The National Institutes of Health awarded UNC School of Medicine a third round of funding for its IMSD Program – The Initiative for Maximizing Student Diversity.
The new grant – for $2.9 million over five years – gives UNC the means to recruit more students from traditionally underrepresented populations and support their training as graduate students through professional development.
“The NIH definition of ‘underrepresented’ includes students from groups that have been historically absent in biomedical sciences,” said Ashalla Freeman, PhD, Director of Diversity Affairs for the School of Medicine’s Office of Graduate Education. These groups include African Americans, Native Americans, Hispanic Americans, Native Hawaiians, Pacific Islanders, students with disabilities, and students from low socio-economic backgrounds.
“Students from these groups have historically had less access and exposure to graduate education and research, especially in biomedical sciences,” she said. “When I talk to undergraduate students around the country who are skilled in the sciences, they talk about becoming a dentist or doctor or a vet or a physician’s assistant. Few know about biomedical research.”
Freeman and UNC faculty attend large conferences where students showcase their undergraduate research, such as through poster symposia. The goal is to recruit the best applicants from a nationwide pool. If a student chooses UNC and is accepted, the IMSD program covers about 75 percent of the cost to attend UNC for the first year, and the UNC School of Medicine pays the rest during that first year of graduate school. In later years, after students join their dissertation labs, faculty members pays student stipends, tuition, and other costs through grant dollars or other sources.
Prior to IMSD, few underrepresented students sought graduate degrees in biomedical sciences each year at UNC. In 2005, just two such students enrolled biomedical PhD programs. In the first year of IMSD (2006), ten underrepresented students enrolled at UNC. In 2007, another ten students enrolled.
Since 2008, the increase has spiked, due in part to the creation of BBSP – the Biological and Biomedical Sciences Program – an umbrella program that oversees the recruitment and enrollment of first-year graduate students at the school of medicine.
“Prior to BBSP, all graduate student admissions were splintered among the departments,” Freeman said. “There was no centralized recruitment of students.”
In conjunction with the IMSD program, BBSP welcomed more underrepresented students than ever before.
Prior to IMSD, the average annual percentage of underrepresented students entering the biomedical sciences graduate programs had been 6 percent. Since IMSD, it’s been in the 14 -22 percent range.
According to U.S. census data, about 31 percent of the U.S. population is African American, Hispanic American, and Native American.
“This program is about broadening and diversifying the workforce and ensuring there’s equal opportunity and representation,” Freeman said. “But also, science is most successful when everyone is at the table bringing different ideas and perspectives.

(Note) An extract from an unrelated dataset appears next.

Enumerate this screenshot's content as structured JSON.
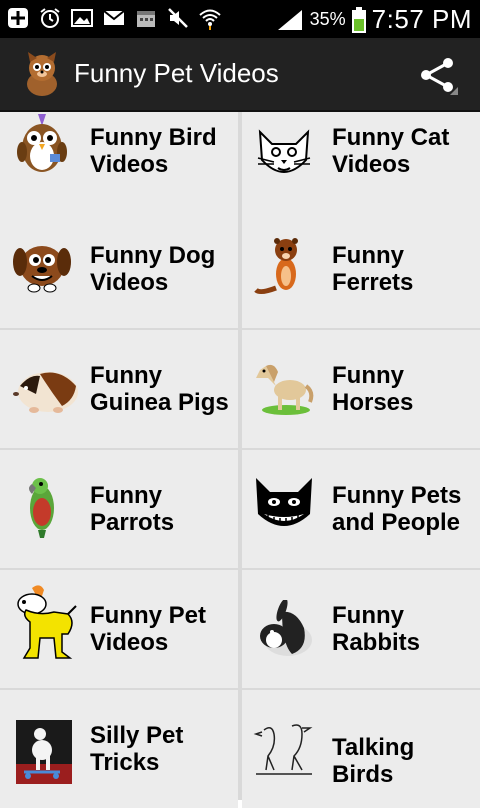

If all scientists come from the same type of background, then generally their perspectives are going to be quite similar. And there’s this vast amount of genius that we’re not exposed to or don’t appreciate because everyone doesn’t have access to this type of education and training.
For more information on IMSD, including services for students, check out the website.